[Opening Available data section]
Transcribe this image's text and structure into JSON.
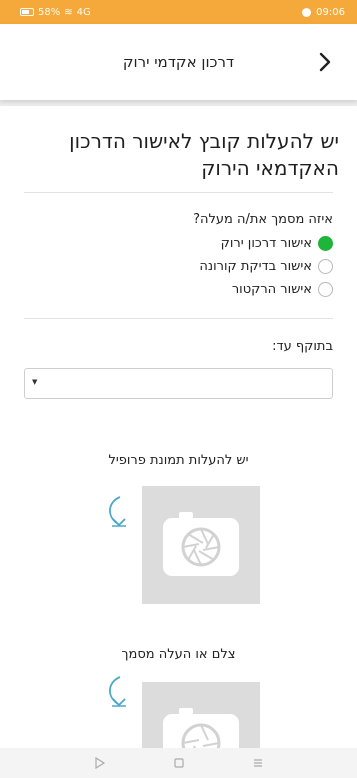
{
  "status_bar": {
    "left_text": "58%",
    "network_text": "4G",
    "time": "09:06"
  },
  "app_bar": {
    "title": "דרכון אקדמי ירוק",
    "back_icon": "chevron-right-icon"
  },
  "page": {
    "title": "יש להעלות קובץ לאישור הדרכון האקדמאי הירוק",
    "question": "איזה מסמך את/ה מעלה?",
    "options": [
      {
        "label": "אישור דרכון ירוק",
        "selected": true
      },
      {
        "label": "אישור בדיקת קורונה",
        "selected": false
      },
      {
        "label": "אישור הרקטור",
        "selected": false
      }
    ],
    "valid_until_label": "בתוקף עד:",
    "date_select_value": "",
    "profile_upload_label": "יש להעלות תמונת פרופיל",
    "document_upload_label": "צלם או העלה מסמך"
  },
  "colors": {
    "status_bar": "#f6a93b",
    "radio_selected": "#1db53a",
    "upload_box": "#dcdcdc",
    "rotate_icon": "#4aa8c8"
  }
}
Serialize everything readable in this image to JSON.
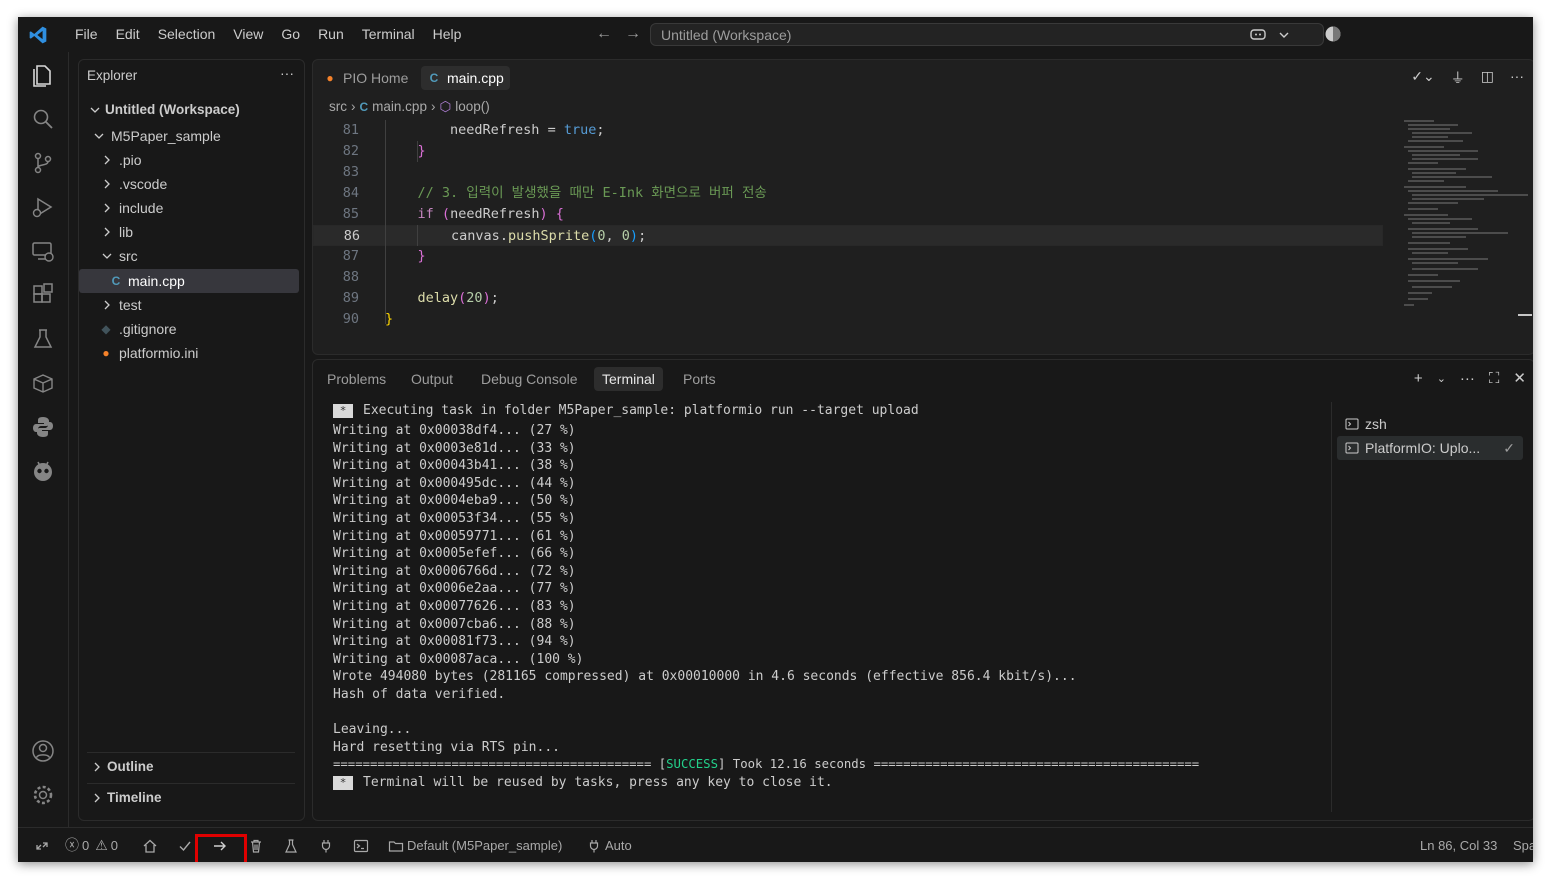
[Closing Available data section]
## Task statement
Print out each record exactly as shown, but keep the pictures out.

## The completed task
Transcribe this image's text and structure into JSON.
{
  "status_bar": {
    "left_text": "58%",
    "network_text": "4G",
    "time": "09:06"
  },
  "app_bar": {
    "title": "דרכון אקדמי ירוק",
    "back_icon": "chevron-right-icon"
  },
  "page": {
    "title": "יש להעלות קובץ לאישור הדרכון האקדמאי הירוק",
    "question": "איזה מסמך את/ה מעלה?",
    "options": [
      {
        "label": "אישור דרכון ירוק",
        "selected": true
      },
      {
        "label": "אישור בדיקת קורונה",
        "selected": false
      },
      {
        "label": "אישור הרקטור",
        "selected": false
      }
    ],
    "valid_until_label": "בתוקף עד:",
    "date_select_value": "",
    "profile_upload_label": "יש להעלות תמונת פרופיל",
    "document_upload_label": "צלם או העלה מסמך"
  },
  "colors": {
    "status_bar": "#f6a93b",
    "radio_selected": "#1db53a",
    "upload_box": "#dcdcdc",
    "rotate_icon": "#4aa8c8"
  }
}
Serialize everything readable in this image to JSON.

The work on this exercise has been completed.